The prototype Widgeon flew for the first time in July 1940, but America's impending entry into WW2 stalled plans for civilian production. The first production Widgeon was the military J4F1, a three-seat anti-submarine patrol and utility version for the US Navy. The US Navy and US Army Air Force ordered large numbers of Widgeons throughout the war years. Others saw service with the US Coast Guard and 15 were supplied to Britain's Royal Navy, which originally calling the aircraft the Gosling. In all, 176 Widgeons were built for military service during the conflict.
After the war, Grumman refined the Widgeon for commercial use by altering the hull profile for improved handling on water and increasing seating capacity up to six. Grumman built 50 of these as the G44A, while a further 40 were built in France as the SCAN30. Most SCAN30s were delivered to customers in the USA.
US firm McKinnon Enterprises offered conversions during the 1960s to both the Grumman Goose and Widgeon. McKinnon's Super Widgeon conversion involved fitting G44As with Lycoming GO480 flat six cylinder engines driving three-blade propellers, which significantly boosted top speed, climb performance and range through improved fuel economy and extra fuel tankage.
Other changes incorporated on the Super Widgeon were then modern IFR avionics, new wider cabin windows, more soundproofing, an emergency escape hatch, and optional retractable wingtip floats.
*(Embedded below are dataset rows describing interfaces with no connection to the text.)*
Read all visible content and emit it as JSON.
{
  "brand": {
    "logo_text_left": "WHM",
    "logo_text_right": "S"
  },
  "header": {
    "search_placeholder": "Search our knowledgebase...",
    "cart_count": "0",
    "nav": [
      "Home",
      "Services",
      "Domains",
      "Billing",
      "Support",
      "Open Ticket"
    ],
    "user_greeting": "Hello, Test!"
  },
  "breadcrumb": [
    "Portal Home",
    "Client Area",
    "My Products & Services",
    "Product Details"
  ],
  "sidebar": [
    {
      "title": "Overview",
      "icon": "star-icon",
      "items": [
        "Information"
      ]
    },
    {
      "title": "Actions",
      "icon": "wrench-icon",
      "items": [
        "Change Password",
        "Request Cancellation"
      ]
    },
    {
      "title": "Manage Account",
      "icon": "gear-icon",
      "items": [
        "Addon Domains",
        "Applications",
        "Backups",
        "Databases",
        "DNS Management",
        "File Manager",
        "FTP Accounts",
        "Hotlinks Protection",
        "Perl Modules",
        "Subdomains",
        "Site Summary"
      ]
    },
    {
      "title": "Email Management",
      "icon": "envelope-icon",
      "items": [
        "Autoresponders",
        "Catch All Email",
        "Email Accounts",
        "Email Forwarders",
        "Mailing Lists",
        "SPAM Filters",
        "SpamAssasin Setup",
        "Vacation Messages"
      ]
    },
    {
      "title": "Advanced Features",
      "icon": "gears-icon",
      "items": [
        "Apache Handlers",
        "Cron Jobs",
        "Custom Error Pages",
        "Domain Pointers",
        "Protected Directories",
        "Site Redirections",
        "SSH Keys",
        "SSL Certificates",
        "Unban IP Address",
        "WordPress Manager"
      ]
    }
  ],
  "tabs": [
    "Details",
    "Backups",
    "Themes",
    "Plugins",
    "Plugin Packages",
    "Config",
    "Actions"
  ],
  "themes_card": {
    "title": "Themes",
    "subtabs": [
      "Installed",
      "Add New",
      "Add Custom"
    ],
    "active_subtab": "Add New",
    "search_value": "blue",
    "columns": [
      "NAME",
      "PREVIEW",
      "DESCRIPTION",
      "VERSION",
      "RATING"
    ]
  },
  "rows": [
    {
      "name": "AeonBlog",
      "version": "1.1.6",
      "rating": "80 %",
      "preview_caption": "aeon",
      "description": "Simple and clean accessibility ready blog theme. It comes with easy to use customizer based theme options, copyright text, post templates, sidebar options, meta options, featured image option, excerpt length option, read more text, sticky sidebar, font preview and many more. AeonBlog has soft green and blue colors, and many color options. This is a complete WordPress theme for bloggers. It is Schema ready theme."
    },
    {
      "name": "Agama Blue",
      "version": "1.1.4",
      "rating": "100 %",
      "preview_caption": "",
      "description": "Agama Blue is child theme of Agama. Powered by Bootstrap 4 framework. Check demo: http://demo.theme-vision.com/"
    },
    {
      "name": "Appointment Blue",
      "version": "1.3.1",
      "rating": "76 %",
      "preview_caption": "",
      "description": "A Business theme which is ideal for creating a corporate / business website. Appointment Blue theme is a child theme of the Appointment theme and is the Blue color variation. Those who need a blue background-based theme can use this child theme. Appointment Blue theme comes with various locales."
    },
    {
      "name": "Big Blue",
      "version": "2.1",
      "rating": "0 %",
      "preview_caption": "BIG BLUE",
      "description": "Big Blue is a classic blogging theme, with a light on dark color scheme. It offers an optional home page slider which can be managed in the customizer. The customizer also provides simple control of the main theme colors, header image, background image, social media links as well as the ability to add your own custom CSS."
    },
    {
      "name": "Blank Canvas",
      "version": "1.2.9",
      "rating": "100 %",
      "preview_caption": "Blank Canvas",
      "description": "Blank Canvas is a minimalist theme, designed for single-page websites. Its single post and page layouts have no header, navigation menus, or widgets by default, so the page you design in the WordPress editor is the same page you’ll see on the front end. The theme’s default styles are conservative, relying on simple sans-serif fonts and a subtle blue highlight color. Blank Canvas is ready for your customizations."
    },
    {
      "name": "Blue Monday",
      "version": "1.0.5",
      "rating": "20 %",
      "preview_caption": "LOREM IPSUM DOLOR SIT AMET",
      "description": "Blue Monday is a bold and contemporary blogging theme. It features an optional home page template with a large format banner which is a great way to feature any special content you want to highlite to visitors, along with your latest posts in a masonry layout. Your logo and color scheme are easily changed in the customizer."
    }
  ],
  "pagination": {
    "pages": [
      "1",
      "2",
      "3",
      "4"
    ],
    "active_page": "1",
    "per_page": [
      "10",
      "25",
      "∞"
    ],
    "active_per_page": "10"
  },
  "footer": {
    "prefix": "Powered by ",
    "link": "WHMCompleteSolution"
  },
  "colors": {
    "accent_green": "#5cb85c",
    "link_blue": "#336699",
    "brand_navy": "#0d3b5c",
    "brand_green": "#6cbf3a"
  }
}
Modifications to the hull and structure, meanwhile, allowed an increase in the Super Widgeon's maximum take-off weight.
Small numbers of Widgeons and Super Widgeons still fly, mostly in private hands, with a few in commercial service.
This great version for Flight Simulator X and FS2004 comes with four civilian and one US Coast Guard livery.